“If our calculation of what it costs to carry goods—logistics—in the United States is greater than it is in China or in South America or somewhere else, we lose in a global economy. So if we can make that translation to the public in a very understandable way like that—that efficient transportation systems will help save us money, make the cost of our goods less and make us more competitive on a national stage, then I think we can really begin to make some progress.”

States Raided Transportation Funds

Peters: “I saw every state in the last two legislative cycles strip out every available dollar they could from transportation programs and spend it somewhere else … What’s the federal purpose (of the surface transportation program)? If we can define that, then we can define a methodology for having revenues come into the federal government that the public will believe in.”

New National Purpose Could be ‘Interstates 2.0’

Peters: “Much of our interstate system today qualifies for its very own AARP card because it’s over 50 years of age and it’s aging rapidly and it needs to be not only maintained but improved and expanded.

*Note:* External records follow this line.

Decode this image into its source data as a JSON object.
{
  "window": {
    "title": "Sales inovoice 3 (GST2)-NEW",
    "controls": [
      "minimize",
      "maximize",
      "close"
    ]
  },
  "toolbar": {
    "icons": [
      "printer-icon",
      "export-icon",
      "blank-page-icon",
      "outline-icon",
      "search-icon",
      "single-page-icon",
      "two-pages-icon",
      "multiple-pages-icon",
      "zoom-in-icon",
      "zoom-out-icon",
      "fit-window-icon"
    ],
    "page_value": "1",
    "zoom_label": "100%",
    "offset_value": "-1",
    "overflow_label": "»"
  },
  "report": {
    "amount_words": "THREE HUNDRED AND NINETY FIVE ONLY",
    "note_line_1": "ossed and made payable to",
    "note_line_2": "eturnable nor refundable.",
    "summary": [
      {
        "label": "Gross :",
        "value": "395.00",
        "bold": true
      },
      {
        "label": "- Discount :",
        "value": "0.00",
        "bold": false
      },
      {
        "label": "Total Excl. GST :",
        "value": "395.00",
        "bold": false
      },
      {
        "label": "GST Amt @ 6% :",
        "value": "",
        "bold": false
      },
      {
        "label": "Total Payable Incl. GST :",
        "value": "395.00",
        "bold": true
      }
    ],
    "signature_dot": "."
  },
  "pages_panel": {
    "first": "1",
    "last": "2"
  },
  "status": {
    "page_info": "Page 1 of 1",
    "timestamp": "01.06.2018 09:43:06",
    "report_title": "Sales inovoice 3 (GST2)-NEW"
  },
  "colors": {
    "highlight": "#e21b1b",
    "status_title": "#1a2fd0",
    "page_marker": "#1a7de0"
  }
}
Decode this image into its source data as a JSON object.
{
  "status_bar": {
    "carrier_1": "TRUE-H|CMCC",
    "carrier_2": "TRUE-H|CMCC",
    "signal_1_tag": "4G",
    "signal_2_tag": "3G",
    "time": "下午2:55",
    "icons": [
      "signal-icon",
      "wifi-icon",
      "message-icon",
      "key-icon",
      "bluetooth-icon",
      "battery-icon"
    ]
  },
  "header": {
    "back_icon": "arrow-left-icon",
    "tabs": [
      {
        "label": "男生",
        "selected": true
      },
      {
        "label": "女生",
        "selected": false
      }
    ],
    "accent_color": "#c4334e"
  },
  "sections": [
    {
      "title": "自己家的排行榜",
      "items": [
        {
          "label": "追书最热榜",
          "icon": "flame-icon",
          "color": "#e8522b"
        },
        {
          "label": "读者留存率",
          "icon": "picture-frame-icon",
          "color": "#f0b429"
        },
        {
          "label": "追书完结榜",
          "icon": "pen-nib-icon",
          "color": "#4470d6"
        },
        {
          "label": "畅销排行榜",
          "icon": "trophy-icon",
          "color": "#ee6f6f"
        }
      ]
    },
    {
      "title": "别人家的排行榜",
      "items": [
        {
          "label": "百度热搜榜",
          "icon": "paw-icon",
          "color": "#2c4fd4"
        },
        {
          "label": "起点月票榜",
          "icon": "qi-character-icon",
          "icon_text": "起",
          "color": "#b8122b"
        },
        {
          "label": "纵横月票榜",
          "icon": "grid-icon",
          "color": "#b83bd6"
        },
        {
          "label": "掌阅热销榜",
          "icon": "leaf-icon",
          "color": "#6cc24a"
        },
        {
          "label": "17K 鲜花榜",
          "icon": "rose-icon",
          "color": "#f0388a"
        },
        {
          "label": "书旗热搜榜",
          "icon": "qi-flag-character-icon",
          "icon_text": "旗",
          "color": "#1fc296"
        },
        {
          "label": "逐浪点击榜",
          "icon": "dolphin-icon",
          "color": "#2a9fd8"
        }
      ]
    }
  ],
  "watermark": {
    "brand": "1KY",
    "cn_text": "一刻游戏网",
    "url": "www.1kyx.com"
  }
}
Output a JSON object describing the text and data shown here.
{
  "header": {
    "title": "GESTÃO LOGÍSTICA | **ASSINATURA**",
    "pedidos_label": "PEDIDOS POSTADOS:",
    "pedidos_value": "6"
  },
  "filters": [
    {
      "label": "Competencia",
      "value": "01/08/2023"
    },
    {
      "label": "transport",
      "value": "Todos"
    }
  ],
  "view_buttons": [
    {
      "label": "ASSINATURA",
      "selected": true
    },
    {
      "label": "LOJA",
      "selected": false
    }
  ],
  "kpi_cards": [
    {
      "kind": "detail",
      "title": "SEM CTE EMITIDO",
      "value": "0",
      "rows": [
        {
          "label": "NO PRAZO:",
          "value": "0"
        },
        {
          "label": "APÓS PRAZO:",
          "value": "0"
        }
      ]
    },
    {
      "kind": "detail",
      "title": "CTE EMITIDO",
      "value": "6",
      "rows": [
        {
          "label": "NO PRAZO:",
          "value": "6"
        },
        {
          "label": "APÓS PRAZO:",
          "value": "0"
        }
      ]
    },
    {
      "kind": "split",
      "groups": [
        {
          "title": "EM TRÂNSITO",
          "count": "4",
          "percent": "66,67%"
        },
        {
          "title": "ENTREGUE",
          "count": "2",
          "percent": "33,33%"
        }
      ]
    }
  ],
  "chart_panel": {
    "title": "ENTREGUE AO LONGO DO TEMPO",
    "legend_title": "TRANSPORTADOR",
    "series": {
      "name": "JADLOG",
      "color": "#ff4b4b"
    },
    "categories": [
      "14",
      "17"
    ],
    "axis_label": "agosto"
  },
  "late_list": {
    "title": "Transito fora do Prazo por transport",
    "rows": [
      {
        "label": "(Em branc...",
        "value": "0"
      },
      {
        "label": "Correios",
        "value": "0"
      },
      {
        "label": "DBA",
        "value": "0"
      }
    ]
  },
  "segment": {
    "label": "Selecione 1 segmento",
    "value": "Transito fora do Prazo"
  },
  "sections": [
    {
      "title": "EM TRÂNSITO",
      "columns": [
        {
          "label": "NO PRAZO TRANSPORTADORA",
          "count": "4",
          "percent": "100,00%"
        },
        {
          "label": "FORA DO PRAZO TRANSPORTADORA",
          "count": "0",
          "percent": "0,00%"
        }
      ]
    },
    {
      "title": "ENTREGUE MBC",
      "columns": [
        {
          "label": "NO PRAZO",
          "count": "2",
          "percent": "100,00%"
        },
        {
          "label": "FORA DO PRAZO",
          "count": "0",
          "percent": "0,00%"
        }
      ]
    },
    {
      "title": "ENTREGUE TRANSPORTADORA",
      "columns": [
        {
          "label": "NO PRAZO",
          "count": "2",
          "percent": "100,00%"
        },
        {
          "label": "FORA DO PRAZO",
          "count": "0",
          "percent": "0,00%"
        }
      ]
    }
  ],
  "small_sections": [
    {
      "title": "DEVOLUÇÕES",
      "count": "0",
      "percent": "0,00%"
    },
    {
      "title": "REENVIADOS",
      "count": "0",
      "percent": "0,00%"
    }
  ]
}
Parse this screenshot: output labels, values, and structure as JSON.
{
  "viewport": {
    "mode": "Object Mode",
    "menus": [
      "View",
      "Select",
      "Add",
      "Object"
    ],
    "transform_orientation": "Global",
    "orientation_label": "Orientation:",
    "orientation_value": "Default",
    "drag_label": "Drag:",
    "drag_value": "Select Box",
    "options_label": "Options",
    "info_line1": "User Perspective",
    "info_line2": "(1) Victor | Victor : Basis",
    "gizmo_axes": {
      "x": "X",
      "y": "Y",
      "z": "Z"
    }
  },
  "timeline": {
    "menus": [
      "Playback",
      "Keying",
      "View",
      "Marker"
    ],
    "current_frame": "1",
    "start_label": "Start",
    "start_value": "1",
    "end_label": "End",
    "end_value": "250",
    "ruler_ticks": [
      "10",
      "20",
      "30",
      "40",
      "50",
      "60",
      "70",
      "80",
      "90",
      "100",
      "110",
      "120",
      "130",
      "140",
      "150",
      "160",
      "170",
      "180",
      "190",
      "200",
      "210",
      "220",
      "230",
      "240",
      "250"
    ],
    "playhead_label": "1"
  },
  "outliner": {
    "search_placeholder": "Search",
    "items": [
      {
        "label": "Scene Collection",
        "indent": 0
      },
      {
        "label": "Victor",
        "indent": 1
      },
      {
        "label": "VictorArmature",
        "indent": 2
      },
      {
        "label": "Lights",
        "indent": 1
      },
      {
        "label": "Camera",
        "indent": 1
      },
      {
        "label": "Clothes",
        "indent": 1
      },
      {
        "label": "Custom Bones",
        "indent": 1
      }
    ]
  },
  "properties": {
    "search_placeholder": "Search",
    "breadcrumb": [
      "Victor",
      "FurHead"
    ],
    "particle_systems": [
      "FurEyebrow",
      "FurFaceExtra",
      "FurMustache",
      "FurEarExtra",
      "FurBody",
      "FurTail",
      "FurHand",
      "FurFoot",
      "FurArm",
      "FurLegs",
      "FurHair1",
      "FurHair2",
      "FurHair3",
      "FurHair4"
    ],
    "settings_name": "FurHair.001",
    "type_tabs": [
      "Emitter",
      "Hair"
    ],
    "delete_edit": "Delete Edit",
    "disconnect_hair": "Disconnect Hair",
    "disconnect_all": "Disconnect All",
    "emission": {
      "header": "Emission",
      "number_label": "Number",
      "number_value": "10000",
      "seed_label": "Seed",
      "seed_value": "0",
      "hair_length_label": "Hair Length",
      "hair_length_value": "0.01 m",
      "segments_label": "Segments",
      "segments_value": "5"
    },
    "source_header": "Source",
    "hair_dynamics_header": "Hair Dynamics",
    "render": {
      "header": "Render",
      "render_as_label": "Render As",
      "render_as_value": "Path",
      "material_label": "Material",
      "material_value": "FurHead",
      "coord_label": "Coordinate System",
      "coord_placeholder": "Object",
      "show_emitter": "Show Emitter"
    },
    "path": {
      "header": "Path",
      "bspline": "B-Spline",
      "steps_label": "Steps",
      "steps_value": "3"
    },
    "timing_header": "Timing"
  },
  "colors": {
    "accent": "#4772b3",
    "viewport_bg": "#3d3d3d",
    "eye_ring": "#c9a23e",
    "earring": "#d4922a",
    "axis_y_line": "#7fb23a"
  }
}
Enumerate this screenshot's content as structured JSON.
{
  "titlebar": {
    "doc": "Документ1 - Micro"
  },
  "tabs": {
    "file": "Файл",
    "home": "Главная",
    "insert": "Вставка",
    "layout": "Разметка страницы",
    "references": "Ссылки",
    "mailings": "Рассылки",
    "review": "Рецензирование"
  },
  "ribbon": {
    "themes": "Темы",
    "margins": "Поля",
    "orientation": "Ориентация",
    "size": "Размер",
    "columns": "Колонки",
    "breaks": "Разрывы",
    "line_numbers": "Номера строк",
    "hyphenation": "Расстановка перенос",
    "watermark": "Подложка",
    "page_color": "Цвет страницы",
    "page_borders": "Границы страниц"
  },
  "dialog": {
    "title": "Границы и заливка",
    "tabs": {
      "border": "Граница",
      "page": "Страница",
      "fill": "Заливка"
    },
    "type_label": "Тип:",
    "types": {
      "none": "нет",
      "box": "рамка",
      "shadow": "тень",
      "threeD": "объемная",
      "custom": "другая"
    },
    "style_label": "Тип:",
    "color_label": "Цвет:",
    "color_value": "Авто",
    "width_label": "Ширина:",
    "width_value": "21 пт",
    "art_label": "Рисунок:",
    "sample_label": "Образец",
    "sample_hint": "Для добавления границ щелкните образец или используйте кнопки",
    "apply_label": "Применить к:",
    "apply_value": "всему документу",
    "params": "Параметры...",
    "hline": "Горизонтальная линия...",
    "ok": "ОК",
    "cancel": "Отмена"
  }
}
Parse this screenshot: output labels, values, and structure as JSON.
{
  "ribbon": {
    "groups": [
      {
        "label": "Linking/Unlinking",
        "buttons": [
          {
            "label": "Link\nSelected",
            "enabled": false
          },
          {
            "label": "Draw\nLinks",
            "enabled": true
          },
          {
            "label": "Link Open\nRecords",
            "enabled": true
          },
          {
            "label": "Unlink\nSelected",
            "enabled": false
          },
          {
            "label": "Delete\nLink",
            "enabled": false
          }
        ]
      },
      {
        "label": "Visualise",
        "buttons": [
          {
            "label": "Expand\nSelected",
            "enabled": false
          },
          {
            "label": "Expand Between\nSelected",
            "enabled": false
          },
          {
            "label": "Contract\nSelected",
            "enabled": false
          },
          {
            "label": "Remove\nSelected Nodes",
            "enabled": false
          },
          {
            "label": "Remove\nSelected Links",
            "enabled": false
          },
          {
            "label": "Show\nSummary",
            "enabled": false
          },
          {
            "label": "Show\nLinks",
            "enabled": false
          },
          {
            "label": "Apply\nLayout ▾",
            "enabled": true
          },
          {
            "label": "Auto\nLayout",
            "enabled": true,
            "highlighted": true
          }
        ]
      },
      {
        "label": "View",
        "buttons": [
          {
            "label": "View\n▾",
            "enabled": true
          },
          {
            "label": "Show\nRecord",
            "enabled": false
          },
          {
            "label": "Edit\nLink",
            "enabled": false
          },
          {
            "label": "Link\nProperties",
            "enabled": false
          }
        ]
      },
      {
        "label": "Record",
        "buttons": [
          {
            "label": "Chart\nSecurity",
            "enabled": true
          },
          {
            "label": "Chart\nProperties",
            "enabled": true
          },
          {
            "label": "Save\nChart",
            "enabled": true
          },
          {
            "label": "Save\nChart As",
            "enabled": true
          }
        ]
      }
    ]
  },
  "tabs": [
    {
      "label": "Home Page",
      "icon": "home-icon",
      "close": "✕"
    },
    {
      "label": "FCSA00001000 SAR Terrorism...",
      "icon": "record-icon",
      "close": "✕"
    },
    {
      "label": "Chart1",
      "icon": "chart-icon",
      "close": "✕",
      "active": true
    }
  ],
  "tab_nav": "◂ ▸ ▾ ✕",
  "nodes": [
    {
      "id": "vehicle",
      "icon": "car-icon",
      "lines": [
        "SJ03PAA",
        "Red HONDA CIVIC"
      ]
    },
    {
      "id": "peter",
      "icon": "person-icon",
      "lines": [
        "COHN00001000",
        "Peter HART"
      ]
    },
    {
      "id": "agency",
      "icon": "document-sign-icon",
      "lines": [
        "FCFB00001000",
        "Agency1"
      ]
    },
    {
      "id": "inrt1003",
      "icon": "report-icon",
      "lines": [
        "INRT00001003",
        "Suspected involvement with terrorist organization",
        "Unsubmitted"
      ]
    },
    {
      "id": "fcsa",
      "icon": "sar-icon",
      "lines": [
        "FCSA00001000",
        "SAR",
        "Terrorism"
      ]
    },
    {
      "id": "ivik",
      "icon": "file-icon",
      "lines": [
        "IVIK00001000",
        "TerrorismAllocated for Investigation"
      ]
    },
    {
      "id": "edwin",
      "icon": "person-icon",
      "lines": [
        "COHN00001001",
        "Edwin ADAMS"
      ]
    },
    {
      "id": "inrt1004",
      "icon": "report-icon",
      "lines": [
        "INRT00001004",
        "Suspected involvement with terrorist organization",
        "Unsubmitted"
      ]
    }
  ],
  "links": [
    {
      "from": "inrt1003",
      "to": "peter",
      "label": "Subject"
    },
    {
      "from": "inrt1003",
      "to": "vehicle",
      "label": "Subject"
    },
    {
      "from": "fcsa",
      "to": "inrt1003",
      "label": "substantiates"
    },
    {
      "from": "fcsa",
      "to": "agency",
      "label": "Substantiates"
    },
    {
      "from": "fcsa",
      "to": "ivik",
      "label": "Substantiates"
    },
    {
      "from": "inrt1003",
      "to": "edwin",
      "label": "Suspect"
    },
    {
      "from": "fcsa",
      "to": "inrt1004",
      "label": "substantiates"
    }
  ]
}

Some of those corridors that weren’t on the map back in 1956 like those North-South corridors would be important to add. So it seems to me something like that we could get our heads around and say okay, if that’s where this money is going to be spent and these are the very narrow parameters under which it is spent, perhaps we could get people more enthusiastic about putting more money into a federal program.”

Norman Mineta, Former U.S. Secretary of Transportation, George W. Bush Administration, 2001-06

Transportation is Taken for Granted

Mineta: “When you take a look at transportation as part of the whole picture, it really is a small sector of the economy. Yet everything we eat, everything we wear, everything we do somehow got to us on wheels at our home, at a store, at a distribution center, at a manufacturing point—somehow it got there on wheels. I’ve never been able to understand why something as vital as transportation is something that everyone takes for granted except when it’s denied them.”

Back to Basics, Grass Roots

Mineta: “I think we really do have to get back to the basics. And I don’t mean that in a programmatic way but in a message way of getting it out to the grass roots. And this is where the states become very, very important.”

High-Speed Rail Defense

The current occupant of the secretary of transportation’s office, Ray LaHood, was on Capitol Hill today to testify at a hearing on “Mistakes & Lessons Learned” from the federal high-speed rail program. You can read Streetsblog Capitol Hill’s report on the hearing here. The chairman of the House Transportation and Infrastructure Subcommittee on Railroads, Pipelines and Hazardous Materials Bill Shuster (R-PA) recently pronounced dead the Obama administration’s plans to build a nationwide high-speed rail network after the House voted to zero out funding for rail in next year’s budget. LaHood outlined his case why high-speed rail is anything but dead in this blog post today.

Earmarks Making a Comeback?

The Washington Post last week reported that despite a moratorium on earmarks put in place by congressional leaders less than a year ago (which several of the former secretaries alluded to above), members of the House and Senate have tried to insert hundreds of special spending provisions into at least 10 bills over the past year. And even as some are trying to permanently ban earmarks, others are trying to revive them under certain circumstances.

The Miller Center National Transportation Policy Summit

You can find more about the work of the University of Virginia’s Miller Center here. The center’s previous transportation policy summit in 2009 produced a 2010 entitled “Well Within Reach: America’s New Transportation Agenda.” You can read my blog post about the report here.

Tanya Snyder on Streetsblog Capitol Hill also reported last week on the former secretaries’ roundtable.

In addition to the former secretaries, last week’s summit also included panels on where things stand in developing a new approach to transportation, the potential economic growth impact of infrastructure investment and what kind of messaging is successful in shaping public opinion with regards to transportation spending. I’ll have more on the summit in a future blog post.